You can find micro-organisms everywhere!!! But can you see them? And can you catch them?
Bacteria and viruses are the most common, but typically require special dyes and very powerful microscopes in order to see. And they aren't the most interesting to look at either, you can only see their overall shape (rod, sphere, or spiral shaped) or organization (singular, groups, or chained).
The most interesting kinds of micro-organisms to look at, in my opinion, are bigger eukaryotic or multi-cellular ones. I like them because they can have very unique features and they're see thru, so you can see their internal organs working! And although these guys are a bit more rare, you can easily find them in sources of water like a river or the ocean.
However, if you were to just take any old drop of water, unless it's pretty scummy, you'll only be looking at empty water. This is why we're building a net to catch them!

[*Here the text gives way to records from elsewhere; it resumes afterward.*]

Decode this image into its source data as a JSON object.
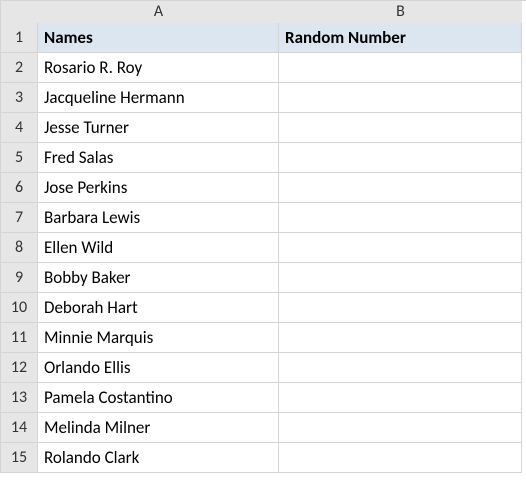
{
  "columns": [
    "A",
    "B"
  ],
  "rows": [
    "1",
    "2",
    "3",
    "4",
    "5",
    "6",
    "7",
    "8",
    "9",
    "10",
    "11",
    "12",
    "13",
    "14",
    "15"
  ],
  "headers": {
    "A": "Names",
    "B": "Random Number"
  },
  "data": {
    "A": [
      "Rosario R. Roy",
      "Jacqueline Hermann",
      "Jesse Turner",
      "Fred Salas",
      "Jose Perkins",
      "Barbara Lewis",
      "Ellen Wild",
      "Bobby Baker",
      "Deborah Hart",
      "Minnie Marquis",
      "Orlando Ellis",
      "Pamela Costantino",
      "Melinda Milner",
      "Rolando Clark"
    ],
    "B": [
      "",
      "",
      "",
      "",
      "",
      "",
      "",
      "",
      "",
      "",
      "",
      "",
      "",
      ""
    ]
  }
}
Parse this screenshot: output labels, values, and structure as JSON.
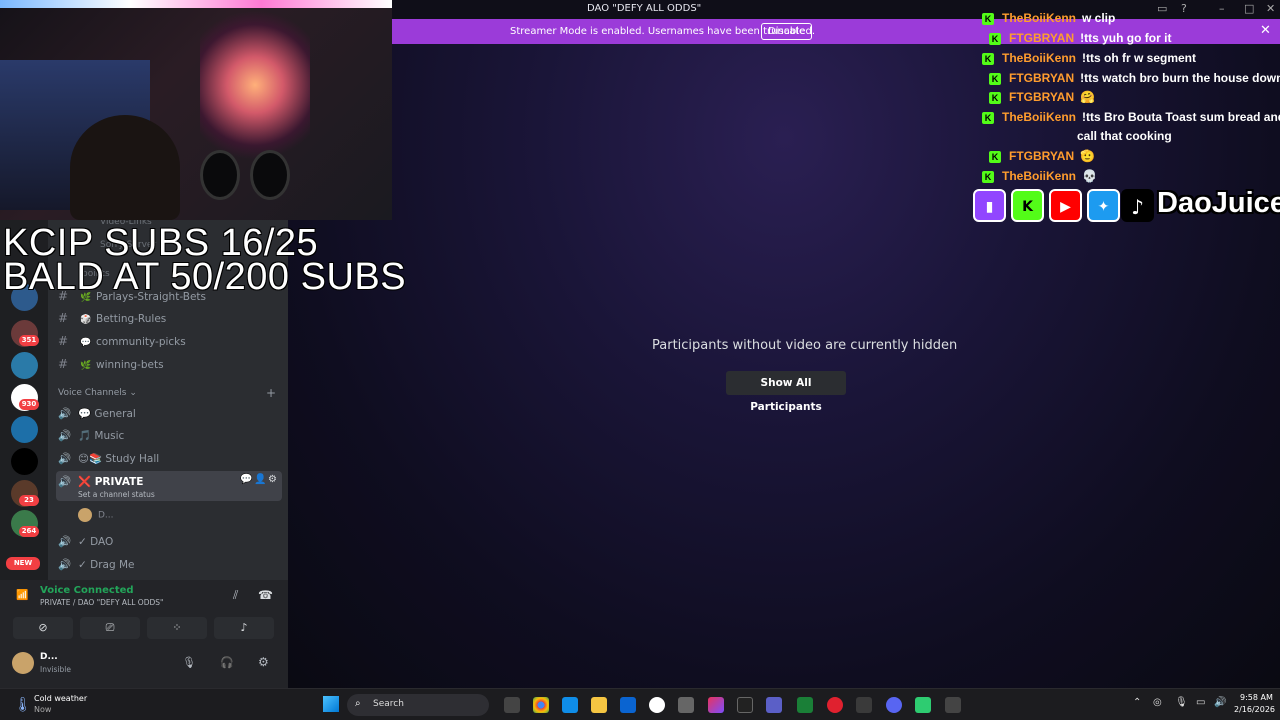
{
  "window": {
    "title": "DAO \"DEFY ALL ODDS\""
  },
  "streamer_banner": {
    "message": "Streamer Mode is enabled. Usernames have been truncated.",
    "disable_label": "Disable"
  },
  "stage": {
    "hidden_message": "Participants without video are currently hidden",
    "show_all_label": "Show All Participants"
  },
  "overlay": {
    "line1": "KCIP SUBS 16/25",
    "line2": "BALD AT 50/200 SUBS"
  },
  "channels": {
    "partial_top": [
      "Video-Links",
      "Sorry Server",
      "points"
    ],
    "text": [
      {
        "name": "Parlays-Straight-Bets",
        "emoji": "🌿"
      },
      {
        "name": "Betting-Rules",
        "emoji": "🎲"
      },
      {
        "name": "community-picks",
        "emoji": "💬"
      },
      {
        "name": "winning-bets",
        "emoji": "🌿"
      }
    ],
    "voice_header": "Voice Channels",
    "voice": [
      {
        "name": "General",
        "emoji": "💬"
      },
      {
        "name": "Music",
        "emoji": "🎵"
      },
      {
        "name": "Study Hall",
        "emoji": "😊📚"
      },
      {
        "name": "PRIVATE",
        "emoji": "❌",
        "status": "Set a channel status"
      },
      {
        "name": "DAO",
        "emoji": "✓"
      },
      {
        "name": "Drag Me",
        "emoji": "✓"
      }
    ],
    "member_in_private": "D..."
  },
  "servers": {
    "badges": [
      "351",
      "930",
      "23",
      "264",
      "NEW"
    ]
  },
  "voice_panel": {
    "status": "Voice Connected",
    "location": "PRIVATE / DAO \"DEFY ALL ODDS\""
  },
  "user": {
    "name": "D...",
    "status": "Invisible"
  },
  "chat": [
    {
      "name": "TheBoiiKenn",
      "text": "w clip",
      "color": "#ff9d2e"
    },
    {
      "name": "FTGBRYAN",
      "text": "!tts yuh go for it",
      "color": "#ff9d2e"
    },
    {
      "name": "TheBoiiKenn",
      "text": "!tts oh fr w segment",
      "color": "#ff9d2e"
    },
    {
      "name": "FTGBRYAN",
      "text": "!tts watch bro burn the house down",
      "color": "#ff9d2e"
    },
    {
      "name": "FTGBRYAN",
      "text": "🤗",
      "color": "#ff9d2e"
    },
    {
      "name": "TheBoiiKenn",
      "text": "!tts Bro Bouta Toast sum bread and",
      "text2": "call that cooking",
      "color": "#ff9d2e"
    },
    {
      "name": "FTGBRYAN",
      "text": "🫡",
      "color": "#ff9d2e"
    },
    {
      "name": "TheBoiiKenn",
      "text": "💀",
      "color": "#ff9d2e"
    }
  ],
  "social": {
    "handle": "DaoJuice",
    "icons": [
      "twitch-icon",
      "kick-icon",
      "youtube-icon",
      "twitter-icon",
      "tiktok-icon"
    ]
  },
  "taskbar": {
    "weather_title": "Cold weather",
    "weather_sub": "Now",
    "search_placeholder": "Search",
    "time": "9:58 AM",
    "date": "2/16/2026"
  }
}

With this net you can take a quart of water (18,920 drops) or more, and use a filter to get rid of all the water while keeping everything bigger than a micron in there. This lets you see everything all at once, making it a lot easier to find amazing microorganisms! Don't worry it's Super-simple!

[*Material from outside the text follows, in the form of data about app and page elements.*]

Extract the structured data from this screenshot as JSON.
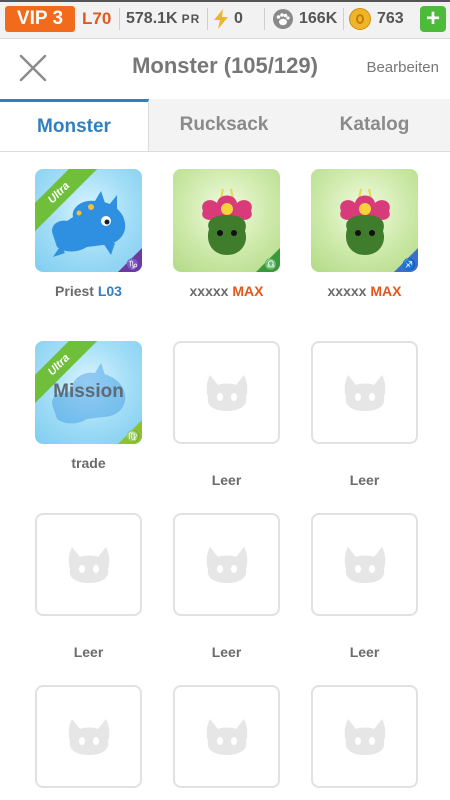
{
  "status": {
    "vip": "VIP 3",
    "level": "L70",
    "power": "578.1K",
    "power_unit": "PR",
    "energy": "0",
    "food": "166K",
    "gold": "763",
    "plus": "+"
  },
  "header": {
    "title": "Monster (105/129)",
    "edit": "Bearbeiten"
  },
  "tabs": [
    "Monster",
    "Rucksack",
    "Katalog"
  ],
  "colors": {
    "accent": "#2f7fc1",
    "vip": "#f26a1b",
    "max": "#e4571c",
    "plus": "#4dbb3a"
  },
  "monsters": [
    {
      "ribbon": "Ultra",
      "name": "Priest",
      "level": "L03",
      "zodiac": "♑"
    },
    {
      "name": "xxxxx",
      "level": "MAX",
      "zodiac": "♎"
    },
    {
      "name": "xxxxx",
      "level": "MAX",
      "zodiac": "♐"
    },
    {
      "ribbon": "Ultra",
      "overlay": "Mission",
      "name": "trade",
      "zodiac": "♍"
    }
  ],
  "empty_label": "Leer"
}
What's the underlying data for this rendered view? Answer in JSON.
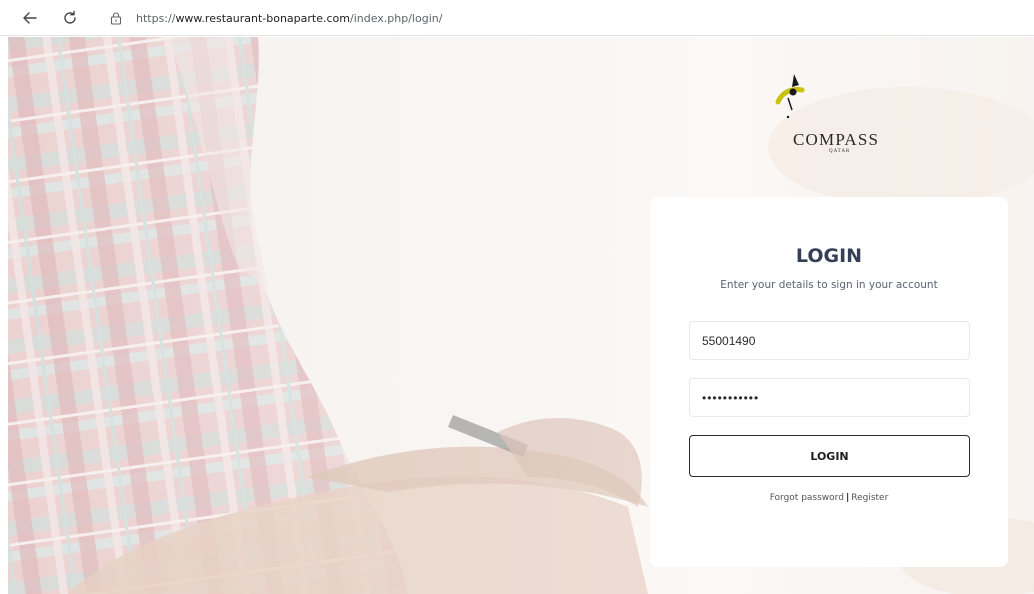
{
  "browser": {
    "url_prefix": "https://",
    "url_host": "www.restaurant-bonaparte.com",
    "url_path": "/index.php/login/"
  },
  "logo": {
    "text": "COMPASS",
    "sub": "QATAR"
  },
  "login": {
    "title": "LOGIN",
    "subtitle": "Enter your details to sign in your account",
    "username_value": "55001490",
    "password_value": "•••••••••••",
    "button_label": "LOGIN",
    "forgot_label": "Forgot password",
    "separator": "|",
    "register_label": "Register"
  },
  "colors": {
    "title": "#353f55",
    "logo_yellow": "#c8c20a",
    "card": "#ffffff"
  }
}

Step 1: Gather your materials!
You will need:
- A net with very small holes. The smaller the holes the smaller the things you can catch. If your catching larger plankton and stuff, you can actually use women's sheer and will probably be able to look at these guys under a magnifying glass. But if you want to see very small things like what I show here, you'll want a net in the micron range. Here's a link where you can pick them up: Store In the end, it's up to you to experiment with what you use for your net =)
- A 2 liter soda bottle (If you want to filter water more quickly, use a bottle with a wider-mouth).
- Sharp scissors or knife
Step 2: Drill a hole into the cap
Like the title says
Step 3: Assemble!
Place the filter over the top of the end, then screw the cap back on. This should be good enough to seal it, but if you want to, at this step add a bit of silicon adhesive around the inside bottom edge of the cap. So that you can lightly screw the cap back on, which seals it with the silicone adhesive rather than by tightening it, which can potentially cause tears (leading to a microorganism prison escape)!
Step 4: Cut it in half
Now just cut the soda bottle in half and flip the top part back into the bottom.
The bigger the top half, the more water you can filter at a time, but make sure you can still reach the filter where all your microorganisms are going to be collected.
Step 5: Add drainage hole
This is where the run-off water will escape from.
Step 6: Filter and collect your micro-zoo!
Now just pour your pondwater, riverwater, seawater, or whatever liquid into the filter and give it time. It might take a while, but every drop of water that goes through here is one less empty drop of water to look at.
By the way, did you know there are more kinds of microorganisms than there are kinds of animals?! If you kept on looking, you'd honestly never stop finding new things. So what are you waiting for, get out there and explore! And if you find something cool, feel free to shoot it over to: @catalystframe
PS: You will most likely need a microscope to be able to see these guys. If you don't already have one or are looking to upgrade, I recently made a new type of microscope that I think blows everything else out of the water. If you want to check it out, all the information is at: Project page Thanks!